**Task**
Scan the data, and whenever a line contains "title", copy it.

Data about app and page elements
▬▬▬▬▬▬▬▬▬▬

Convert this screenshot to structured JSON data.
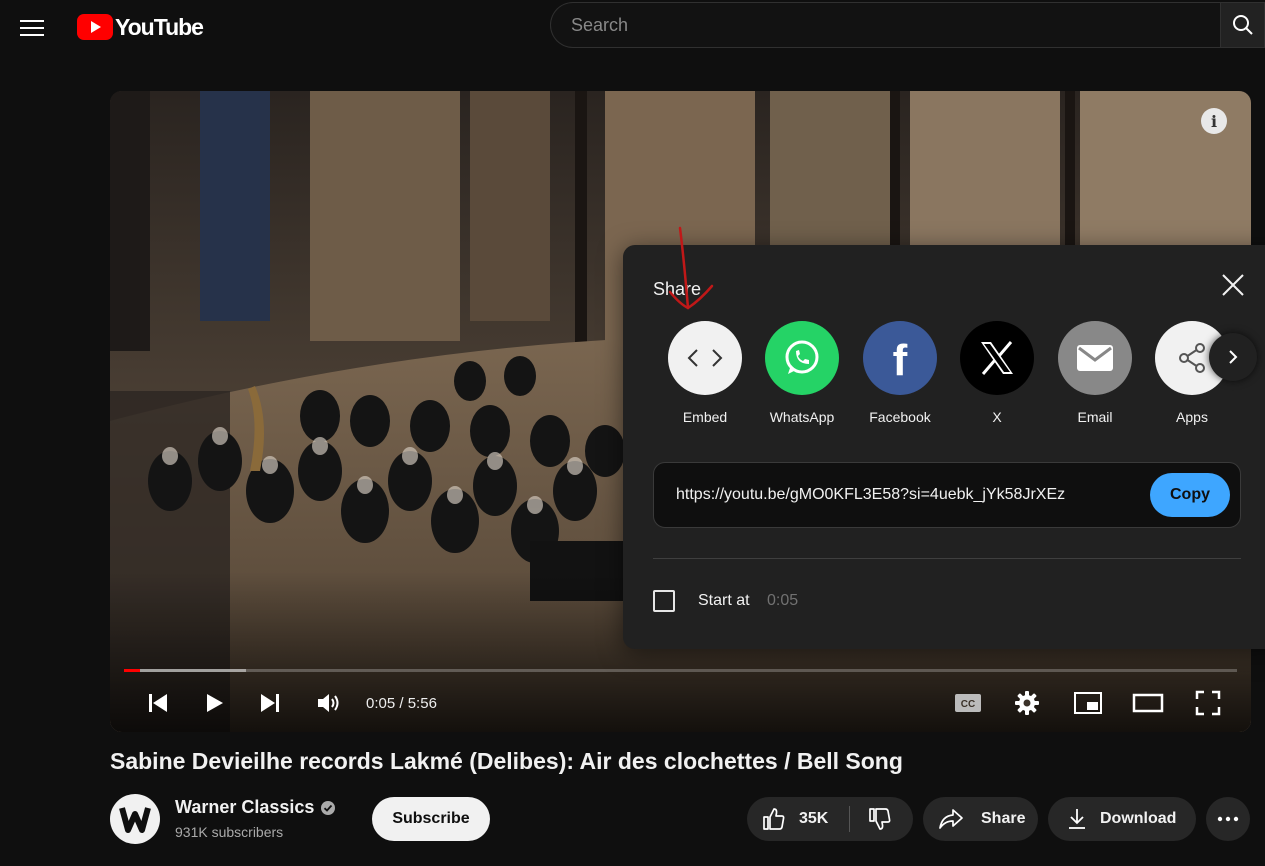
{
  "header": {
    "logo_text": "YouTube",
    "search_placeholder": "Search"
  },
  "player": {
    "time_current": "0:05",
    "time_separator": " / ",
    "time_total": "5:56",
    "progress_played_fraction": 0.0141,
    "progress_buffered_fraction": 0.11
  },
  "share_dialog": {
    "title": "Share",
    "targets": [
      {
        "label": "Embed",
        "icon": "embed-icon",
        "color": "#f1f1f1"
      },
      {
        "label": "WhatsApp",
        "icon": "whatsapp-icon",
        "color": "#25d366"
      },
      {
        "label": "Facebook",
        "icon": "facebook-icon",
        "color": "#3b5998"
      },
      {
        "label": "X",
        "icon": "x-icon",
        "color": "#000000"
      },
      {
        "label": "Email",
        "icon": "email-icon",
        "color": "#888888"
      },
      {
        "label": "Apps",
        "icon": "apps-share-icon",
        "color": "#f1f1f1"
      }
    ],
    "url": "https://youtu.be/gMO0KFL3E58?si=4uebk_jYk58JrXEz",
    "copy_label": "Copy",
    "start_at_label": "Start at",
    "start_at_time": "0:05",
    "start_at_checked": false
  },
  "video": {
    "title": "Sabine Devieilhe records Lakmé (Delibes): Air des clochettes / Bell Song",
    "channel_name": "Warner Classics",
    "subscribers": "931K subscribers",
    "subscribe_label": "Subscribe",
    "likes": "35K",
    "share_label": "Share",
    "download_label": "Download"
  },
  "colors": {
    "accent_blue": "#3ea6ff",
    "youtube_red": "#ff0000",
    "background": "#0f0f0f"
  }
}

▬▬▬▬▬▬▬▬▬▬

**Task result**
    "title": "Share",
    "title": "Sabine Devieilhe records Lakmé (Delibes): Air des clochettes / Bell Song",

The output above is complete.